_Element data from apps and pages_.
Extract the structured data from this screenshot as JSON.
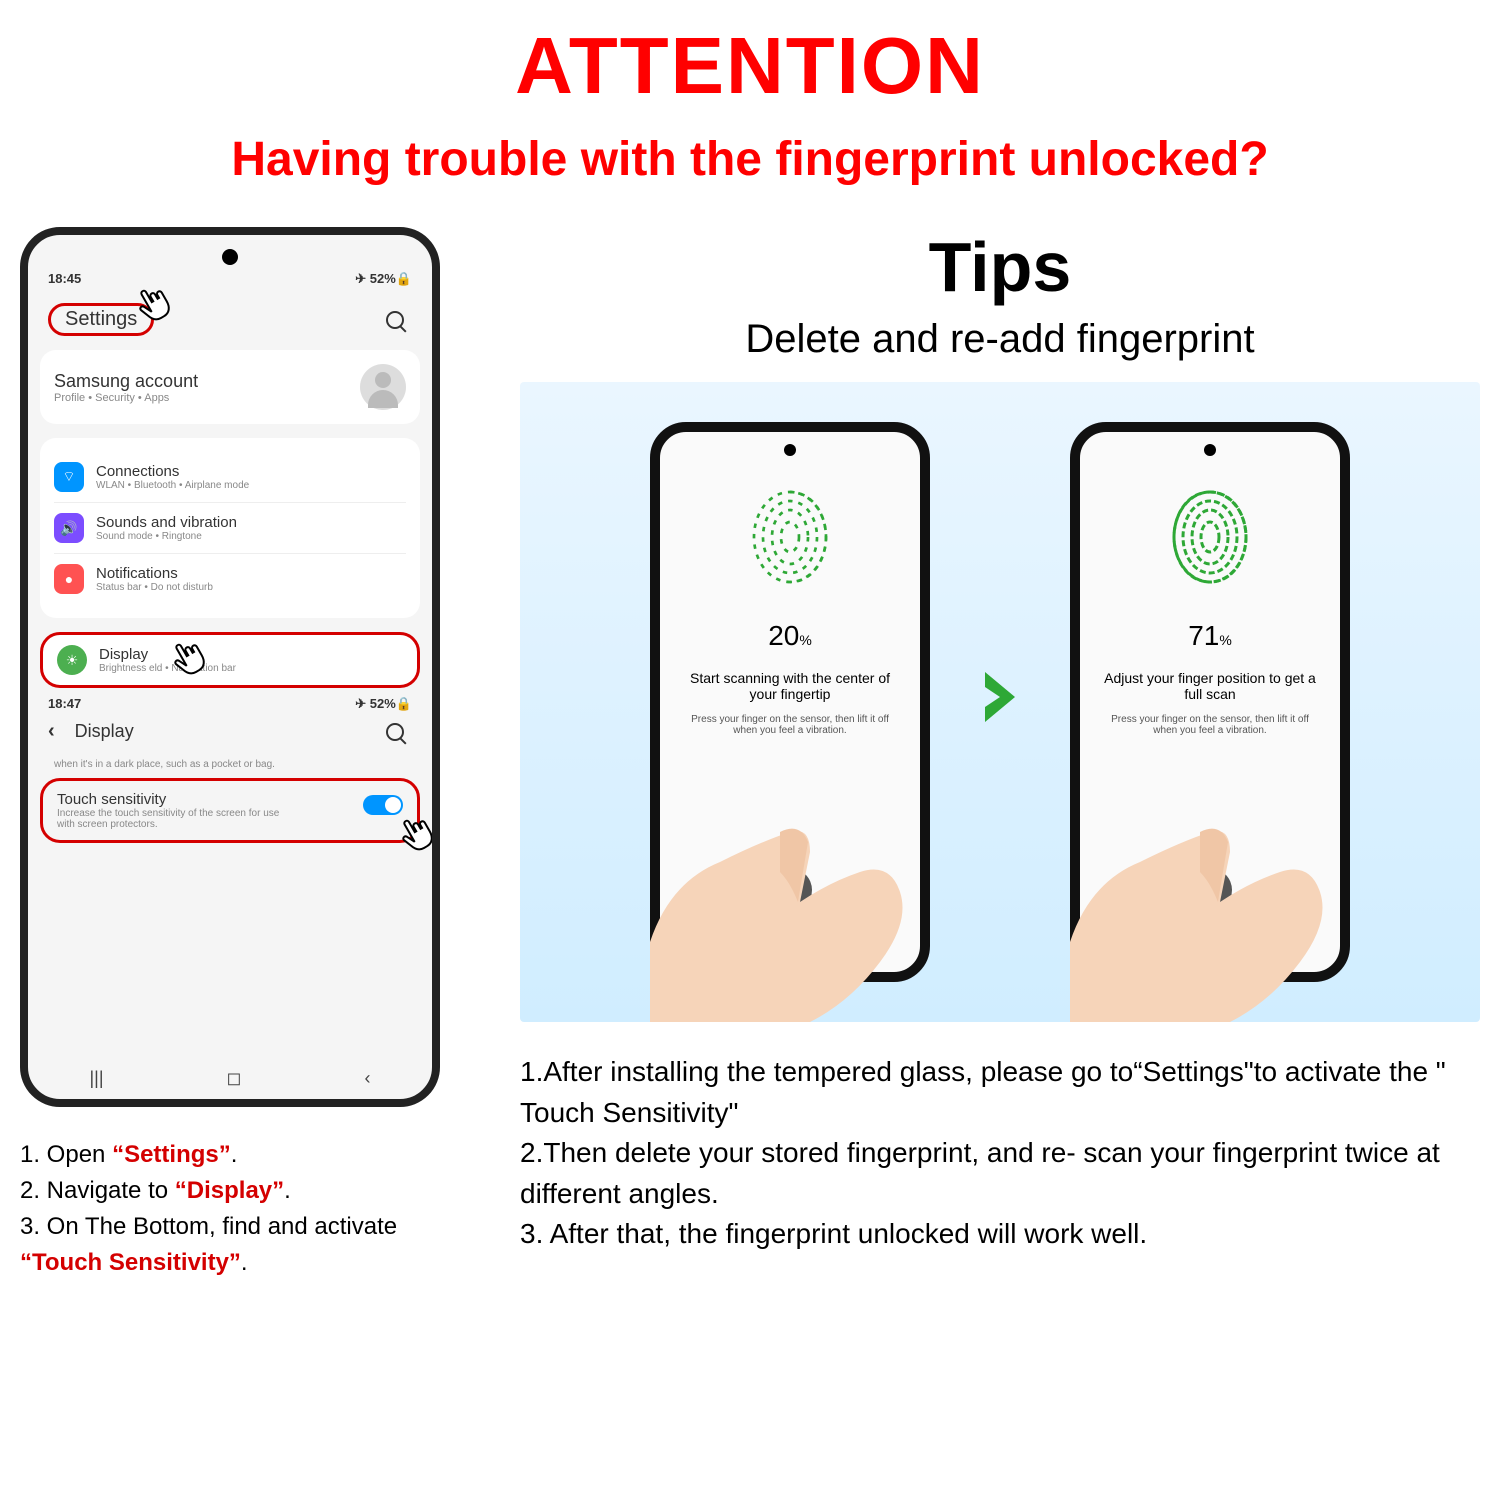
{
  "header": {
    "attention": "ATTENTION",
    "subtitle": "Having trouble with the fingerprint unlocked?"
  },
  "phone": {
    "status": {
      "time": "18:45",
      "right": "✈ 52%🔒"
    },
    "settings_label": "Settings",
    "account": {
      "title": "Samsung account",
      "sub": "Profile  •  Security  •  Apps"
    },
    "items": [
      {
        "title": "Connections",
        "sub": "WLAN  •  Bluetooth  •  Airplane mode",
        "color": "ic-blue",
        "glyph": "⌔"
      },
      {
        "title": "Sounds and vibration",
        "sub": "Sound mode  •  Ringtone",
        "color": "ic-purple",
        "glyph": "🔊"
      },
      {
        "title": "Notifications",
        "sub": "Status bar  •  Do not disturb",
        "color": "ic-red",
        "glyph": "●"
      }
    ],
    "display": {
      "title": "Display",
      "sub": "Brightness            eld  •  Navigation bar"
    },
    "status2": {
      "time": "18:47",
      "right": "✈ 52%🔒"
    },
    "display_header": "Display",
    "truncated": "when it's in a dark place, such as a pocket or bag.",
    "touch": {
      "title": "Touch sensitivity",
      "sub": "Increase the touch sensitivity of the screen for use with screen protectors."
    },
    "nav": {
      "left": "|||",
      "mid": "◻",
      "right": "‹"
    }
  },
  "left_steps": [
    {
      "pre": "1. Open ",
      "red": "“Settings”",
      "post": "."
    },
    {
      "pre": "2. Navigate to ",
      "red": "“Display”",
      "post": "."
    },
    {
      "pre": "3. On The Bottom, find and activate ",
      "red": "“Touch Sensitivity”",
      "post": "."
    }
  ],
  "tips": {
    "title": "Tips",
    "subtitle": "Delete and re-add fingerprint",
    "phones": [
      {
        "percent": "20",
        "title": "Start scanning with the center of your fingertip",
        "desc": "Press your finger on the sensor, then lift it off when you feel a vibration."
      },
      {
        "percent": "71",
        "title": "Adjust your finger position to get a full scan",
        "desc": "Press your finger on the sensor, then lift it off when you feel a vibration."
      }
    ]
  },
  "right_steps": [
    "1.After installing the tempered glass, please go to“Settings\"to activate the \" Touch Sensitivity\"",
    "2.Then delete your stored fingerprint, and re- scan your fingerprint twice at different angles.",
    "3. After that, the fingerprint unlocked will work well."
  ]
}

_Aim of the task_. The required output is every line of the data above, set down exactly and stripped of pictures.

_Finished exercise_.
Extract the structured data from this screenshot as JSON.
{
  "header": {
    "attention": "ATTENTION",
    "subtitle": "Having trouble with the fingerprint unlocked?"
  },
  "phone": {
    "status": {
      "time": "18:45",
      "right": "✈ 52%🔒"
    },
    "settings_label": "Settings",
    "account": {
      "title": "Samsung account",
      "sub": "Profile  •  Security  •  Apps"
    },
    "items": [
      {
        "title": "Connections",
        "sub": "WLAN  •  Bluetooth  •  Airplane mode",
        "color": "ic-blue",
        "glyph": "⌔"
      },
      {
        "title": "Sounds and vibration",
        "sub": "Sound mode  •  Ringtone",
        "color": "ic-purple",
        "glyph": "🔊"
      },
      {
        "title": "Notifications",
        "sub": "Status bar  •  Do not disturb",
        "color": "ic-red",
        "glyph": "●"
      }
    ],
    "display": {
      "title": "Display",
      "sub": "Brightness            eld  •  Navigation bar"
    },
    "status2": {
      "time": "18:47",
      "right": "✈ 52%🔒"
    },
    "display_header": "Display",
    "truncated": "when it's in a dark place, such as a pocket or bag.",
    "touch": {
      "title": "Touch sensitivity",
      "sub": "Increase the touch sensitivity of the screen for use with screen protectors."
    },
    "nav": {
      "left": "|||",
      "mid": "◻",
      "right": "‹"
    }
  },
  "left_steps": [
    {
      "pre": "1. Open ",
      "red": "“Settings”",
      "post": "."
    },
    {
      "pre": "2. Navigate to ",
      "red": "“Display”",
      "post": "."
    },
    {
      "pre": "3. On The Bottom, find and activate ",
      "red": "“Touch Sensitivity”",
      "post": "."
    }
  ],
  "tips": {
    "title": "Tips",
    "subtitle": "Delete and re-add fingerprint",
    "phones": [
      {
        "percent": "20",
        "title": "Start scanning with the center of your fingertip",
        "desc": "Press your finger on the sensor, then lift it off when you feel a vibration."
      },
      {
        "percent": "71",
        "title": "Adjust your finger position to get a full scan",
        "desc": "Press your finger on the sensor, then lift it off when you feel a vibration."
      }
    ]
  },
  "right_steps": [
    "1.After installing the tempered glass, please go to“Settings\"to activate the \" Touch Sensitivity\"",
    "2.Then delete your stored fingerprint, and re- scan your fingerprint twice at different angles.",
    "3. After that, the fingerprint unlocked will work well."
  ]
}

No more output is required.